▶ Task brief: Each entry should be set down again verbatim, with the images omitted.

▶ Data excerpts:
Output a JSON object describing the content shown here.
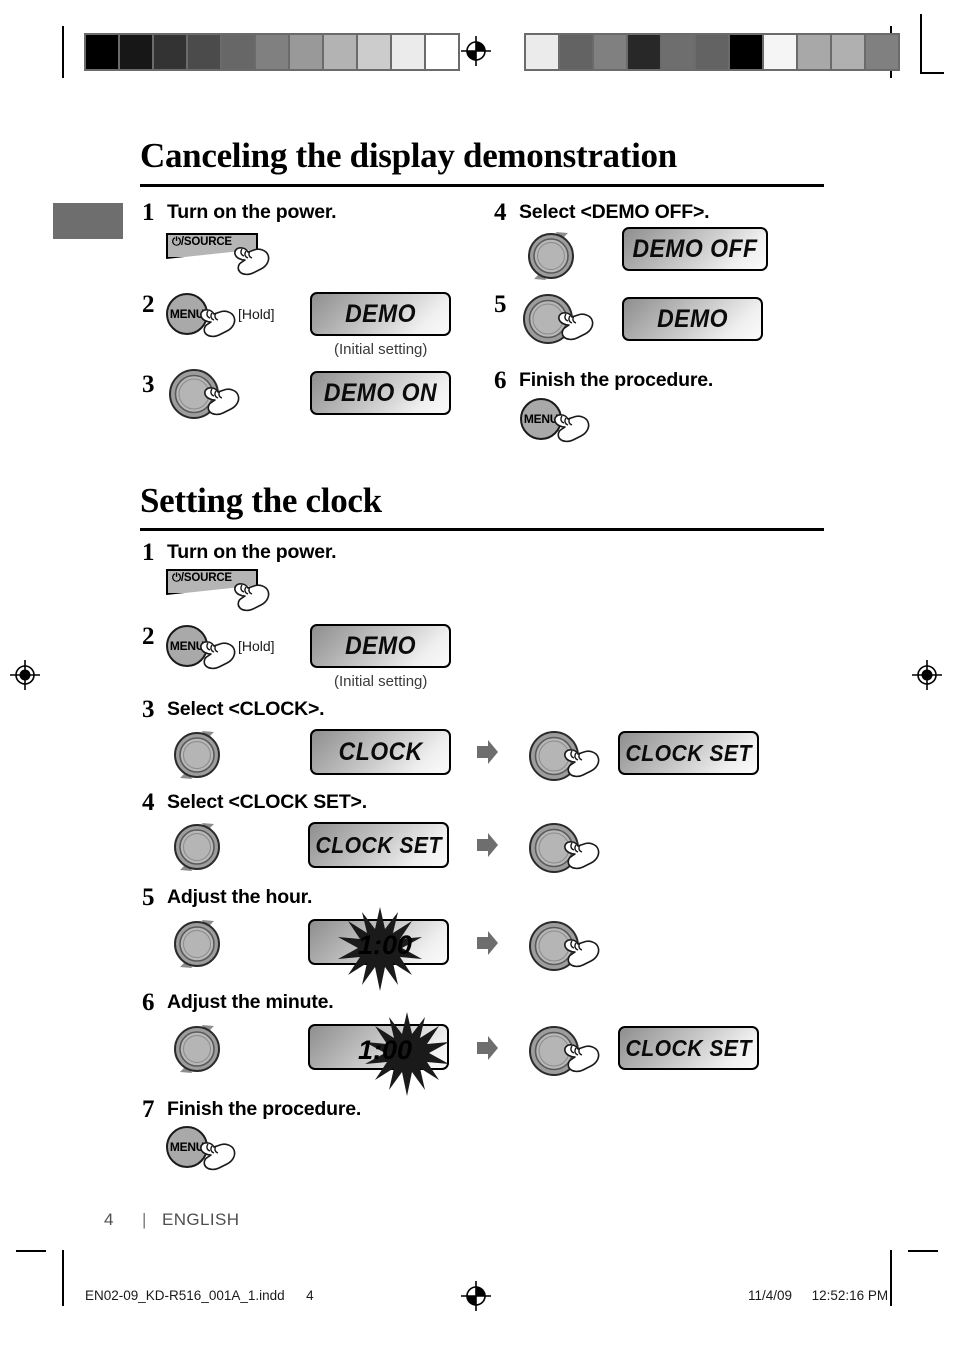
{
  "document": {
    "page_number": "4",
    "separator": "|",
    "language": "ENGLISH",
    "print_filename": "EN02-09_KD-R516_001A_1.indd",
    "print_page": "4",
    "print_date": "11/4/09",
    "print_time": "12:52:16 PM"
  },
  "calibration": {
    "left_bar_swatches": [
      "#000000",
      "#171717",
      "#333333",
      "#4b4b4b",
      "#676767",
      "#808080",
      "#999999",
      "#b3b3b3",
      "#cccccc",
      "#ebebeb",
      "#ffffff"
    ],
    "right_bar_swatches": [
      "#ebebeb",
      "#636363",
      "#808080",
      "#282828",
      "#6e6e6e",
      "#636363",
      "#000000",
      "#f5f5f5",
      "#a8a8a8",
      "#b0b0b0",
      "#808080"
    ]
  },
  "sections": [
    {
      "id": "canceling-demo",
      "title": "Canceling the display demonstration",
      "steps": [
        {
          "num": "1",
          "text": "Turn on the power.",
          "control": "power-source-button",
          "control_label": "/SOURCE"
        },
        {
          "num": "2",
          "text": "",
          "control": "menu-button",
          "control_label": "MENU",
          "hold": "[Hold]",
          "display": "DEMO",
          "note": "(Initial setting)"
        },
        {
          "num": "3",
          "text": "",
          "control": "knob-press",
          "display": "DEMO ON"
        },
        {
          "num": "4",
          "text": "Select <DEMO OFF>.",
          "control": "knob-rotate",
          "display": "DEMO OFF"
        },
        {
          "num": "5",
          "text": "",
          "control": "knob-press",
          "display": "DEMO"
        },
        {
          "num": "6",
          "text": "Finish the procedure.",
          "control": "menu-button",
          "control_label": "MENU"
        }
      ]
    },
    {
      "id": "setting-clock",
      "title": "Setting the clock",
      "steps": [
        {
          "num": "1",
          "text": "Turn on the power.",
          "control": "power-source-button",
          "control_label": "/SOURCE"
        },
        {
          "num": "2",
          "text": "",
          "control": "menu-button",
          "control_label": "MENU",
          "hold": "[Hold]",
          "display": "DEMO",
          "note": "(Initial setting)"
        },
        {
          "num": "3",
          "text": "Select <CLOCK>.",
          "control": "knob-rotate",
          "display": "CLOCK",
          "display2": "CLOCK SET"
        },
        {
          "num": "4",
          "text": "Select <CLOCK SET>.",
          "control": "knob-rotate",
          "display": "CLOCK SET",
          "display2": ""
        },
        {
          "num": "5",
          "text": "Adjust the hour.",
          "control": "knob-rotate",
          "display": "1:00",
          "blink": "hour"
        },
        {
          "num": "6",
          "text": "Adjust the minute.",
          "control": "knob-rotate",
          "display": "1:00",
          "blink": "minute",
          "display2": "CLOCK SET"
        },
        {
          "num": "7",
          "text": "Finish the procedure.",
          "control": "menu-button",
          "control_label": "MENU"
        }
      ]
    }
  ]
}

▶ Task solution:
Output a JSON object describing the content shown here.
{
  "document": {
    "page_number": "4",
    "separator": "|",
    "language": "ENGLISH",
    "print_filename": "EN02-09_KD-R516_001A_1.indd",
    "print_page": "4",
    "print_date": "11/4/09",
    "print_time": "12:52:16 PM"
  },
  "calibration": {
    "left_bar_swatches": [
      "#000000",
      "#171717",
      "#333333",
      "#4b4b4b",
      "#676767",
      "#808080",
      "#999999",
      "#b3b3b3",
      "#cccccc",
      "#ebebeb",
      "#ffffff"
    ],
    "right_bar_swatches": [
      "#ebebeb",
      "#636363",
      "#808080",
      "#282828",
      "#6e6e6e",
      "#636363",
      "#000000",
      "#f5f5f5",
      "#a8a8a8",
      "#b0b0b0",
      "#808080"
    ]
  },
  "sections": [
    {
      "id": "canceling-demo",
      "title": "Canceling the display demonstration",
      "steps": [
        {
          "num": "1",
          "text": "Turn on the power.",
          "control": "power-source-button",
          "control_label": "/SOURCE"
        },
        {
          "num": "2",
          "text": "",
          "control": "menu-button",
          "control_label": "MENU",
          "hold": "[Hold]",
          "display": "DEMO",
          "note": "(Initial setting)"
        },
        {
          "num": "3",
          "text": "",
          "control": "knob-press",
          "display": "DEMO ON"
        },
        {
          "num": "4",
          "text": "Select <DEMO OFF>.",
          "control": "knob-rotate",
          "display": "DEMO OFF"
        },
        {
          "num": "5",
          "text": "",
          "control": "knob-press",
          "display": "DEMO"
        },
        {
          "num": "6",
          "text": "Finish the procedure.",
          "control": "menu-button",
          "control_label": "MENU"
        }
      ]
    },
    {
      "id": "setting-clock",
      "title": "Setting the clock",
      "steps": [
        {
          "num": "1",
          "text": "Turn on the power.",
          "control": "power-source-button",
          "control_label": "/SOURCE"
        },
        {
          "num": "2",
          "text": "",
          "control": "menu-button",
          "control_label": "MENU",
          "hold": "[Hold]",
          "display": "DEMO",
          "note": "(Initial setting)"
        },
        {
          "num": "3",
          "text": "Select <CLOCK>.",
          "control": "knob-rotate",
          "display": "CLOCK",
          "display2": "CLOCK SET"
        },
        {
          "num": "4",
          "text": "Select <CLOCK SET>.",
          "control": "knob-rotate",
          "display": "CLOCK SET",
          "display2": ""
        },
        {
          "num": "5",
          "text": "Adjust the hour.",
          "control": "knob-rotate",
          "display": "1:00",
          "blink": "hour"
        },
        {
          "num": "6",
          "text": "Adjust the minute.",
          "control": "knob-rotate",
          "display": "1:00",
          "blink": "minute",
          "display2": "CLOCK SET"
        },
        {
          "num": "7",
          "text": "Finish the procedure.",
          "control": "menu-button",
          "control_label": "MENU"
        }
      ]
    }
  ]
}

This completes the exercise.